- _Task statement_:
Every line holding the string "protect" should be copied from the listing.

- _Entries provided_:
※
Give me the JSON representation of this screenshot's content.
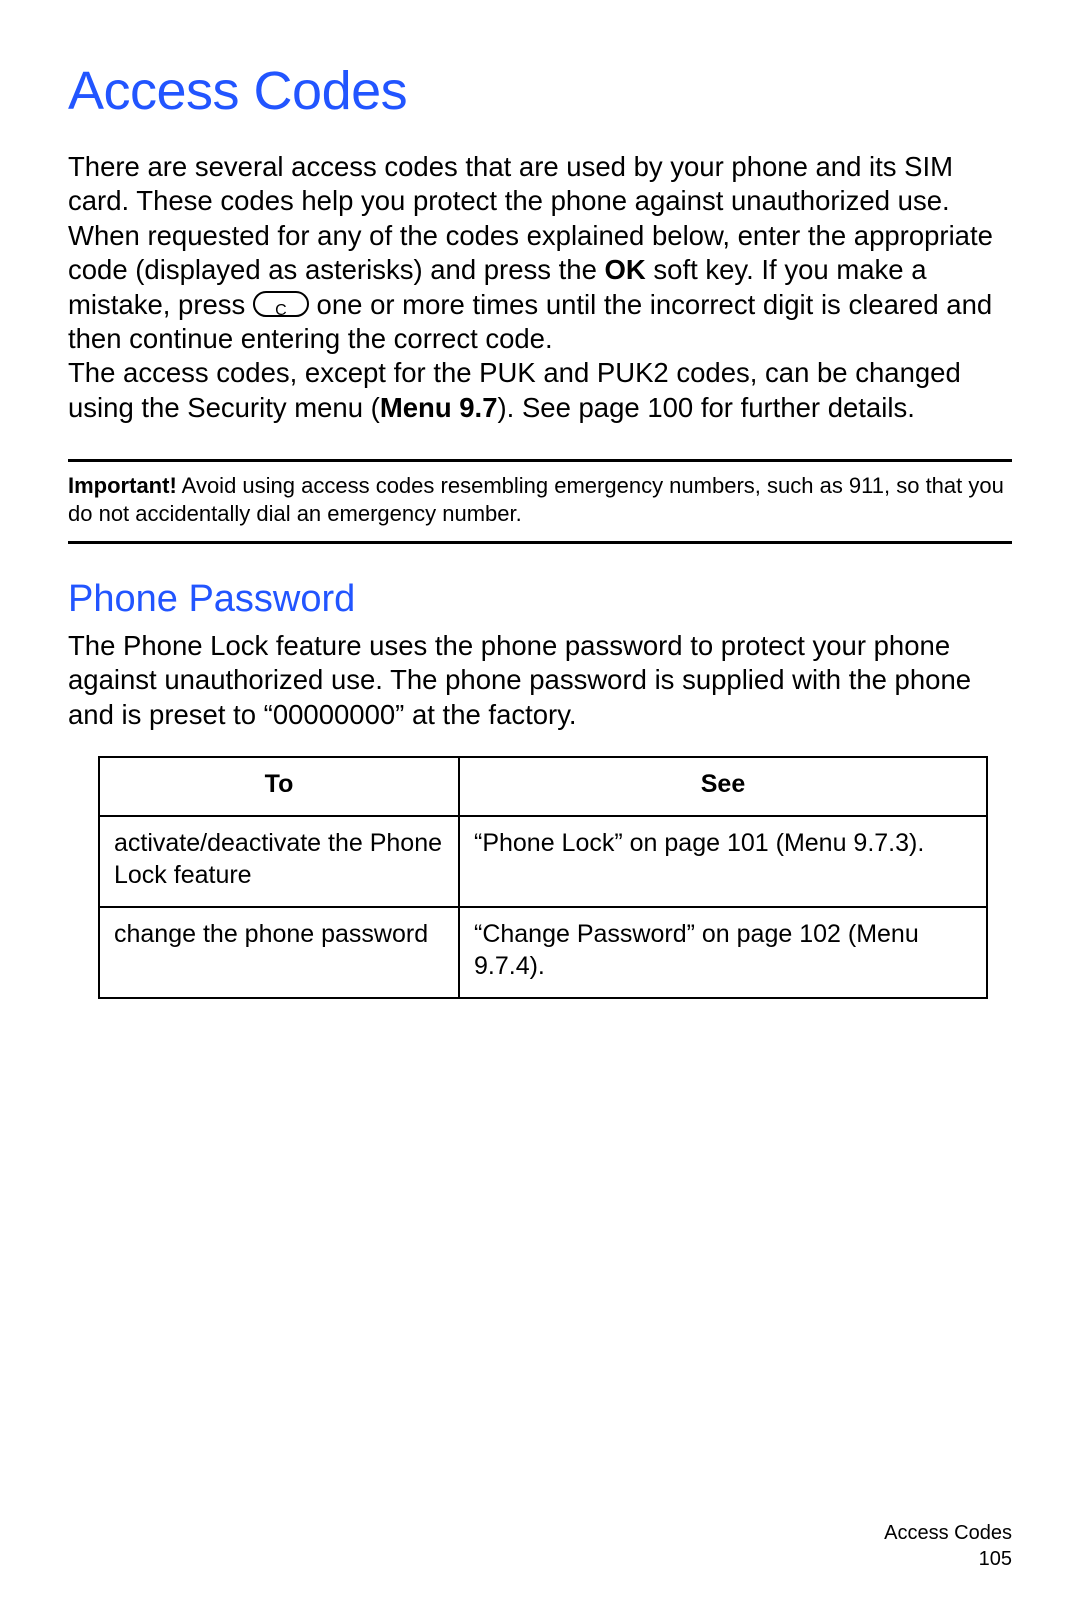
{
  "title": "Access Codes",
  "intro_p1": "There are several access codes that are used by your phone and its SIM card. These codes help you protect the phone against unauthorized use.",
  "intro_p2a": "When requested for any of the codes explained below, enter the appropriate code (displayed as asterisks) and press the ",
  "intro_ok": "OK",
  "intro_p2b": " soft key. If you make a mistake, press ",
  "intro_p2c": " one or more times until the incorrect digit is cleared and then continue entering the correct code.",
  "intro_p3a": "The access codes, except for the PUK and PUK2 codes, can be changed using the Security menu (",
  "intro_menu97": "Menu 9.7",
  "intro_p3b": "). See page 100 for further details.",
  "note_label": "Important!",
  "note_text": " Avoid using access codes resembling emergency numbers, such as 911, so that you do not accidentally dial an emergency number.",
  "section2_title": "Phone Password",
  "section2_body": "The Phone Lock feature uses the phone password to protect your phone against unauthorized use. The phone password is supplied with the phone and is preset to “00000000” at the factory.",
  "table": {
    "header": {
      "to": "To",
      "see": "See"
    },
    "rows": [
      {
        "to": "activate/deactivate the Phone Lock feature",
        "see_a": "“Phone Lock” on page 101 (",
        "see_bold": "Menu 9.7.3",
        "see_b": ")."
      },
      {
        "to": "change the phone password",
        "see_a": "“Change Password” on page 102 (",
        "see_bold": "Menu 9.7.4",
        "see_b": ")."
      }
    ]
  },
  "footer_section": "Access Codes",
  "footer_page": "105"
}
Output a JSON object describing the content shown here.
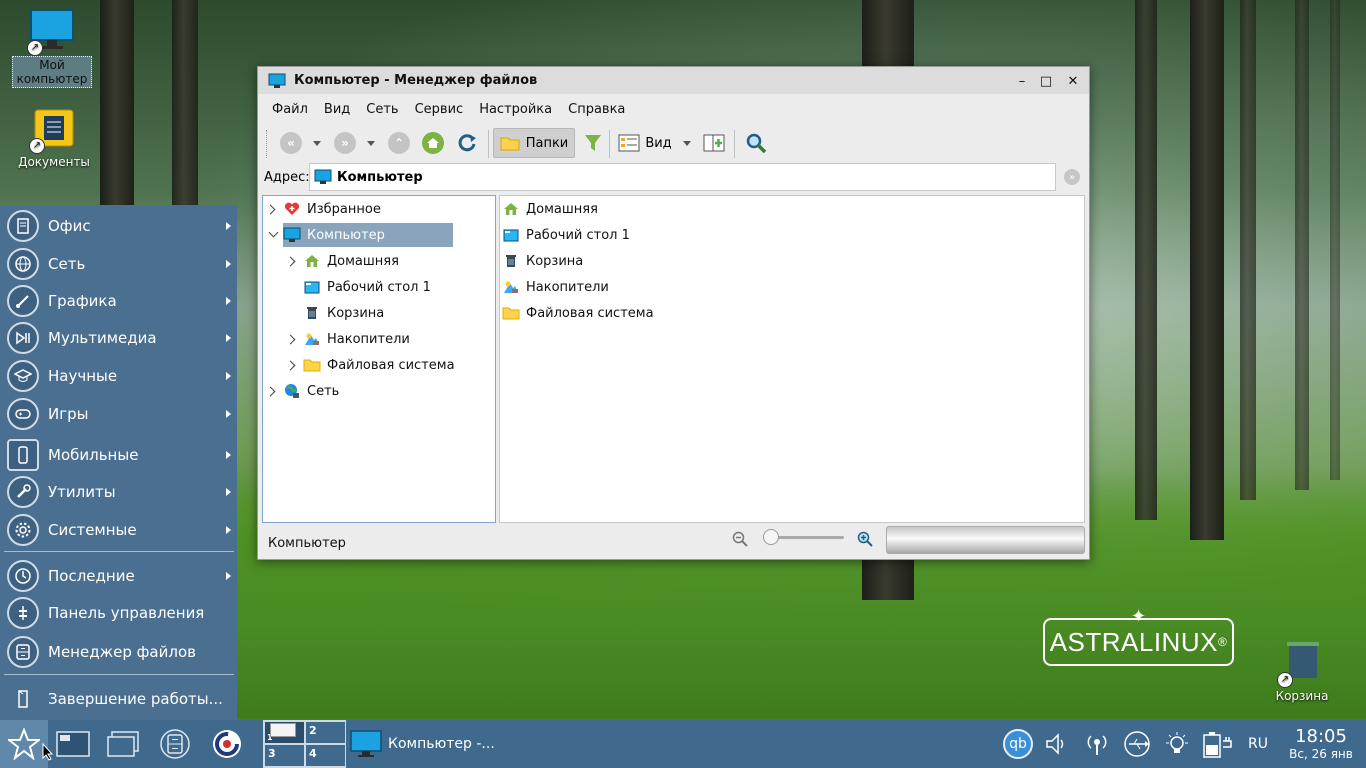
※
- _Exercise response_:
  "intro_p1": "There are several access codes that are used by your phone and its SIM card. These codes help you protect the phone against unauthorized use.",
  "section2_body": "The Phone Lock feature uses the phone password to protect your phone against unauthorized use. The phone password is supplied with the phone and is preset to “00000000” at the factory.",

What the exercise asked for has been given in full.